*sigh* and i thought that i might actually get to buy postal 2 at a store next year, not gonna happen now. I guess i'll have to break the law and get it imported, the upside of that is more of my money goes right to the developer.

As an adult, i refuse to be told by the government what videogames i can and cannot play. I'm all for the R rating. Had there been an R rating when GTA3 was brought out it wouldn't have been nuetered, it would have been given an R rating and the 15 and over who are able to purchase and play it now wouldn't be able to.

Tito, Jaruu Tenk, and Halloween Spirit Board

Just posting my thoughts on some games that are available for download recently.

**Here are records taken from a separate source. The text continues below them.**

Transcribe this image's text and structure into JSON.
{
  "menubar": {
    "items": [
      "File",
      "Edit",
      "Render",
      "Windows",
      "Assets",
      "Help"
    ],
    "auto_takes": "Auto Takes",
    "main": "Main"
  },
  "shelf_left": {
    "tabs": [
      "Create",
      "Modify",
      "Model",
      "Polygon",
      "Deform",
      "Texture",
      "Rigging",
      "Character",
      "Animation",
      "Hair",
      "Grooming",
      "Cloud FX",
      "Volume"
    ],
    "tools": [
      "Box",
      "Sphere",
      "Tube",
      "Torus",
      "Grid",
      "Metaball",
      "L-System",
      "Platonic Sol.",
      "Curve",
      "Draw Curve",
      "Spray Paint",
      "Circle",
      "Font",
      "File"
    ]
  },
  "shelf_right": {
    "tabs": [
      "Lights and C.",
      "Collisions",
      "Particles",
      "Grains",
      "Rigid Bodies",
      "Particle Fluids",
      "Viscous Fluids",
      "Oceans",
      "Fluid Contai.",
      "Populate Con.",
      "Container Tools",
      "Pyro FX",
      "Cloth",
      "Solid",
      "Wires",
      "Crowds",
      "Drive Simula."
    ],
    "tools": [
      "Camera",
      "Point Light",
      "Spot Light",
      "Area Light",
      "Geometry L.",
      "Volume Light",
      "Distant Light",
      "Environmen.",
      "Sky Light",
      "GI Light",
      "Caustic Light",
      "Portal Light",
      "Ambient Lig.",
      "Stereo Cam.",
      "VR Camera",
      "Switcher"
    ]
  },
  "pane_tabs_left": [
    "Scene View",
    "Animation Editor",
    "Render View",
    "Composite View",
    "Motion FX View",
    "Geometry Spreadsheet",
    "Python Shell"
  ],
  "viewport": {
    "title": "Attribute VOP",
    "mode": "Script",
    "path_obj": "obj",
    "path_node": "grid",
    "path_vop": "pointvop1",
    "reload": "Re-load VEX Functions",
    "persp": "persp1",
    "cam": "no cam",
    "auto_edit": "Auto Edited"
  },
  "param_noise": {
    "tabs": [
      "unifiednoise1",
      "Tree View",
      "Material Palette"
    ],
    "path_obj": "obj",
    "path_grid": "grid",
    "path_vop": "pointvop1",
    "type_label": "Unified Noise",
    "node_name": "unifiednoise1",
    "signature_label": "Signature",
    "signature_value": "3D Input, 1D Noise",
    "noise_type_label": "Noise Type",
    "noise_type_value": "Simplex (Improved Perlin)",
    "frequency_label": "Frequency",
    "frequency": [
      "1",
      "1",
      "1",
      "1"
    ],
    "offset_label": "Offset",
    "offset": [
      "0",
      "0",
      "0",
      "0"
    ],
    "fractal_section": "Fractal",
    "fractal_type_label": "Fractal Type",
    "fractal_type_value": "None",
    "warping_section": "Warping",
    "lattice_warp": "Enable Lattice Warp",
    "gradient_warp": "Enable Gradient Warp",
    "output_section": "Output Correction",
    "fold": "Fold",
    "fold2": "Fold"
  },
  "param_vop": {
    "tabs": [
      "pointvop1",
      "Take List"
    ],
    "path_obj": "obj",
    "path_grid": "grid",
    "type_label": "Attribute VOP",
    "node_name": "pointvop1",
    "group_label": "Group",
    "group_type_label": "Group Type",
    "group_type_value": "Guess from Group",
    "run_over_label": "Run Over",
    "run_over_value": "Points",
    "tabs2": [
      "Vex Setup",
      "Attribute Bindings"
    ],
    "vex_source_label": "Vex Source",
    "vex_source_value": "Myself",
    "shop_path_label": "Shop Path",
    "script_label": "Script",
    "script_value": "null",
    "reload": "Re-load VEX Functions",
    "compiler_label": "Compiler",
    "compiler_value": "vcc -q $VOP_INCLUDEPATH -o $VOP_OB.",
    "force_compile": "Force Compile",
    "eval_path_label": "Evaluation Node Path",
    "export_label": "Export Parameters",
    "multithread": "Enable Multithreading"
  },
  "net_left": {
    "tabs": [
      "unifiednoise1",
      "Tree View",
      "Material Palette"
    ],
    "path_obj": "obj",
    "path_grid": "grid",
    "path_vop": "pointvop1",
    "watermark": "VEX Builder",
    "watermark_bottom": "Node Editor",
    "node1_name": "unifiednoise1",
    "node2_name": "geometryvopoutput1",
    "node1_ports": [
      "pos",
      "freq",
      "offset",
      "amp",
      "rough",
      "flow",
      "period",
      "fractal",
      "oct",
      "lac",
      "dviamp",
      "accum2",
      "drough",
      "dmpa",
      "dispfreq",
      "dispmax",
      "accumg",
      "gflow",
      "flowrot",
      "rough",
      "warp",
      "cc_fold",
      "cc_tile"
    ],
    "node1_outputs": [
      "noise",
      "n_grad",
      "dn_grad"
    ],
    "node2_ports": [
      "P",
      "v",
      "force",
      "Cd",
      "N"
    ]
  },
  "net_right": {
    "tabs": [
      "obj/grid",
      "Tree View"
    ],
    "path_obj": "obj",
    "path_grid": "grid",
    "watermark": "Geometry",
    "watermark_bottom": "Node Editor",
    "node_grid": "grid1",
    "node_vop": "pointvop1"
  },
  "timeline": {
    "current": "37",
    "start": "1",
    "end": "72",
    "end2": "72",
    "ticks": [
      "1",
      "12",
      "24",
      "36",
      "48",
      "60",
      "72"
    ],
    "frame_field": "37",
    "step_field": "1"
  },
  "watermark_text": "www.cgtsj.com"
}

I've always been curious to what Dimsdale and Kreozot were doing with their Tito, the bouncing Alien title, so I was eager to have a look at the demo. The one playable level was very well designed, and whilst the gameplay is very simple, it's still quite fun to play. It's not going to break new grounds in any area, but it definately has a certain charm to it. I can imagine my nieces and nephews absolutely loving this game, so I can see it doing well for the 6 - 12yr old market.. and hey, it's fun for us older kids as well.

Also on the main news page, John Passfield made available two games on his website - Chronicles of Jaruu Tenk, and Halloween Spirit Board, both were made with art from Steve Stamatiadis.

Jaruu Tenk was influenced by Little Computer People on the Commodore 64 - it was a unique title where you had a view of your computer person perform daily tasks in his house.. he'd go watch tv, play piano, eat dinner, answer phones etc.. you were sorta like Big Brother. You could interact with him in certain ways such as writing him a letter. Anyway, Jaruu Tenk follows on that kind of idea. Jaruu is one of the characters you can focus on while he does his daily activities around his island. Some really fast and smooth 3d can be expected (this title was done in '99), and the camera angles were very cool. I really dig the music too [:)].. The 3d characters were very low polygon'd, but were created and animated very nicely by Steve. There are a few things you can do while Jaruu is doing his stuff, like water plants. I'm still trying to figure out some more things to do though. Definately worth checking out - I have it set as my screensaver. [:)]

Halloween Spirit Board is a program where you can type in questions, and the ouiji board will spell out answers for you. Something to freak out your younger sisters and brothers since it's Halloween and all [:)]

Jaruu, and Halloween Spirt Board can be downloaded at John Passfield's website at http://www.users.bigpond.com/jaruu/games .. Tito, the Bouncing Alien demo can be downloaded here at http://www.sumea.com.au/demos/Tito_Publisher_Wanted_Demo.exe

Submitted by Obsolete 386 on Thu, 07/11/02 - 1:28 AM Permalink

All sounds good [:)], but i bet [8D] you could have put more [:p] smileys in your post [:D] then you actually managed to[xx(]. But don't worry [;)], i'm sure most people have fallen [|)] after the first line of this post [:0]

100% chance of PAIN, in the GLAVEN

Submitted by souri on Thu, 07/11/02 - 6:41 PM Permalink

And I bet if a lot of people abuse the smiley system, I'll just disable it. [:)]